(Data items)
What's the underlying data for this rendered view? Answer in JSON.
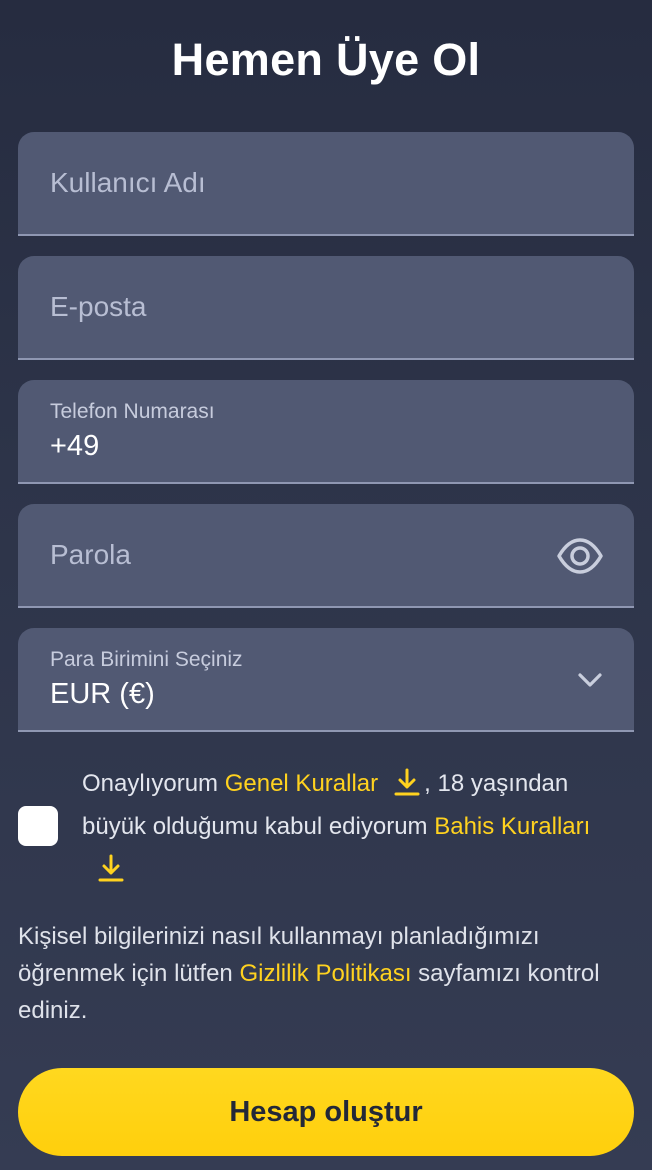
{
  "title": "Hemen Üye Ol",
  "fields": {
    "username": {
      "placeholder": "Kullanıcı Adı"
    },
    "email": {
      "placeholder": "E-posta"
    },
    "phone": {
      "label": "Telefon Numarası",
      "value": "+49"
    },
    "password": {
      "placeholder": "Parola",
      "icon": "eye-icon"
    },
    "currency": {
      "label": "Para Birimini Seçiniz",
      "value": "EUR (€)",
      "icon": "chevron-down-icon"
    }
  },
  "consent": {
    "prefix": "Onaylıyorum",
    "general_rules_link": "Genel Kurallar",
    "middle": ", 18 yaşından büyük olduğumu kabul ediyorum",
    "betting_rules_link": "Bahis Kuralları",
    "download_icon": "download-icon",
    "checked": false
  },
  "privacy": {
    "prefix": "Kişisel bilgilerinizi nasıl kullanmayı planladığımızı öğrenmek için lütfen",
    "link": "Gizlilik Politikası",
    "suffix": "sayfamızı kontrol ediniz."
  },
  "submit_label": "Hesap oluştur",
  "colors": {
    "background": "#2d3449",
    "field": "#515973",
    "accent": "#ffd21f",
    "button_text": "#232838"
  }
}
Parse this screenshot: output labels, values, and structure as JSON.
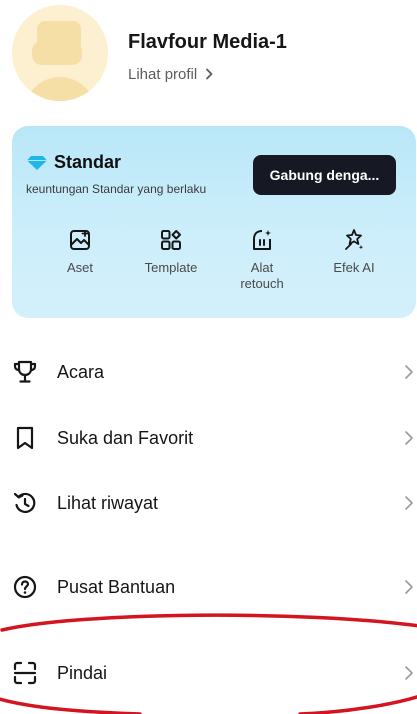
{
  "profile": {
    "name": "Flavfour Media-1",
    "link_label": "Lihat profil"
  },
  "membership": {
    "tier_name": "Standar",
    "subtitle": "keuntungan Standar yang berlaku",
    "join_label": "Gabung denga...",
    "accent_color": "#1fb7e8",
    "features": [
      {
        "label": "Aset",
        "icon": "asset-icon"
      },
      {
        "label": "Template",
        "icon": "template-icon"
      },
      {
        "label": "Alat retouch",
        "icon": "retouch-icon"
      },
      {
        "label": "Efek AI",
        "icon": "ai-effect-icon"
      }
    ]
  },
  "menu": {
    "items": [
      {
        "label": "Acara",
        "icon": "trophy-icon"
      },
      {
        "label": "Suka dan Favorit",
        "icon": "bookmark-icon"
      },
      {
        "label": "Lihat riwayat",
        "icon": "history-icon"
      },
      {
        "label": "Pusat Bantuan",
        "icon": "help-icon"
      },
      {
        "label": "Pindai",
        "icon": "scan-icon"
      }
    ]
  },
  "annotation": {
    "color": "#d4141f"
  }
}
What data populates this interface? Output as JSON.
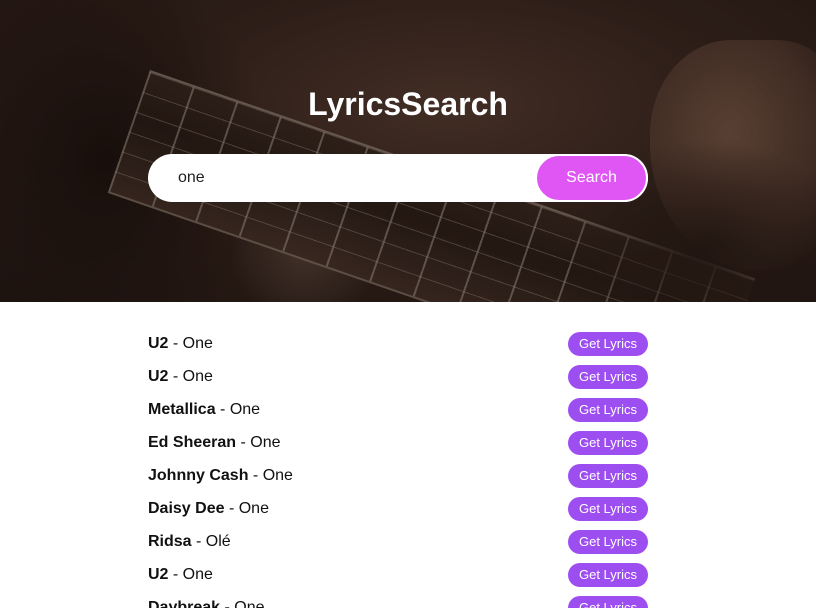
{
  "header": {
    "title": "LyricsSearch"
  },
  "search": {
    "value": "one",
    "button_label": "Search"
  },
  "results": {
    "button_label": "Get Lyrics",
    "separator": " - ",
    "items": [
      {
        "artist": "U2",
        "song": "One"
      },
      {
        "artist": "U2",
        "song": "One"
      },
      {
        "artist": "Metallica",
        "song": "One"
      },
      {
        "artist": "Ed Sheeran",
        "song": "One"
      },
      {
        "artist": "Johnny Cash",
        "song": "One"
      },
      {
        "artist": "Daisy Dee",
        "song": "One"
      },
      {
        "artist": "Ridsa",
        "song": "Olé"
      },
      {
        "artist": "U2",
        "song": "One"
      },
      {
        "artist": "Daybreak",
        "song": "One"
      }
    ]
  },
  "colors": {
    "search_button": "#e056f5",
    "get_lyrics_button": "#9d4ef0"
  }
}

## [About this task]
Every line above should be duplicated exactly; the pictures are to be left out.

## [Result of the exercise]
What's the underlying data for this rendered view? Answer in JSON.
{
  "title": "Hemen Üye Ol",
  "fields": {
    "username": {
      "placeholder": "Kullanıcı Adı"
    },
    "email": {
      "placeholder": "E-posta"
    },
    "phone": {
      "label": "Telefon Numarası",
      "value": "+49"
    },
    "password": {
      "placeholder": "Parola",
      "icon": "eye-icon"
    },
    "currency": {
      "label": "Para Birimini Seçiniz",
      "value": "EUR (€)",
      "icon": "chevron-down-icon"
    }
  },
  "consent": {
    "prefix": "Onaylıyorum",
    "general_rules_link": "Genel Kurallar",
    "middle": ", 18 yaşından büyük olduğumu kabul ediyorum",
    "betting_rules_link": "Bahis Kuralları",
    "download_icon": "download-icon",
    "checked": false
  },
  "privacy": {
    "prefix": "Kişisel bilgilerinizi nasıl kullanmayı planladığımızı öğrenmek için lütfen",
    "link": "Gizlilik Politikası",
    "suffix": "sayfamızı kontrol ediniz."
  },
  "submit_label": "Hesap oluştur",
  "colors": {
    "background": "#2d3449",
    "field": "#515973",
    "accent": "#ffd21f",
    "button_text": "#232838"
  }
}
Parse this screenshot: output labels, values, and structure as JSON.
{
  "profile": {
    "name": "Flavfour Media-1",
    "link_label": "Lihat profil"
  },
  "membership": {
    "tier_name": "Standar",
    "subtitle": "keuntungan Standar yang berlaku",
    "join_label": "Gabung denga...",
    "accent_color": "#1fb7e8",
    "features": [
      {
        "label": "Aset",
        "icon": "asset-icon"
      },
      {
        "label": "Template",
        "icon": "template-icon"
      },
      {
        "label": "Alat retouch",
        "icon": "retouch-icon"
      },
      {
        "label": "Efek AI",
        "icon": "ai-effect-icon"
      }
    ]
  },
  "menu": {
    "items": [
      {
        "label": "Acara",
        "icon": "trophy-icon"
      },
      {
        "label": "Suka dan Favorit",
        "icon": "bookmark-icon"
      },
      {
        "label": "Lihat riwayat",
        "icon": "history-icon"
      },
      {
        "label": "Pusat Bantuan",
        "icon": "help-icon"
      },
      {
        "label": "Pindai",
        "icon": "scan-icon"
      }
    ]
  },
  "annotation": {
    "color": "#d4141f"
  }
}
What data populates this interface? Output as JSON.
{
  "header": {
    "title": "LyricsSearch"
  },
  "search": {
    "value": "one",
    "button_label": "Search"
  },
  "results": {
    "button_label": "Get Lyrics",
    "separator": " - ",
    "items": [
      {
        "artist": "U2",
        "song": "One"
      },
      {
        "artist": "U2",
        "song": "One"
      },
      {
        "artist": "Metallica",
        "song": "One"
      },
      {
        "artist": "Ed Sheeran",
        "song": "One"
      },
      {
        "artist": "Johnny Cash",
        "song": "One"
      },
      {
        "artist": "Daisy Dee",
        "song": "One"
      },
      {
        "artist": "Ridsa",
        "song": "Olé"
      },
      {
        "artist": "U2",
        "song": "One"
      },
      {
        "artist": "Daybreak",
        "song": "One"
      }
    ]
  },
  "colors": {
    "search_button": "#e056f5",
    "get_lyrics_button": "#9d4ef0"
  }
}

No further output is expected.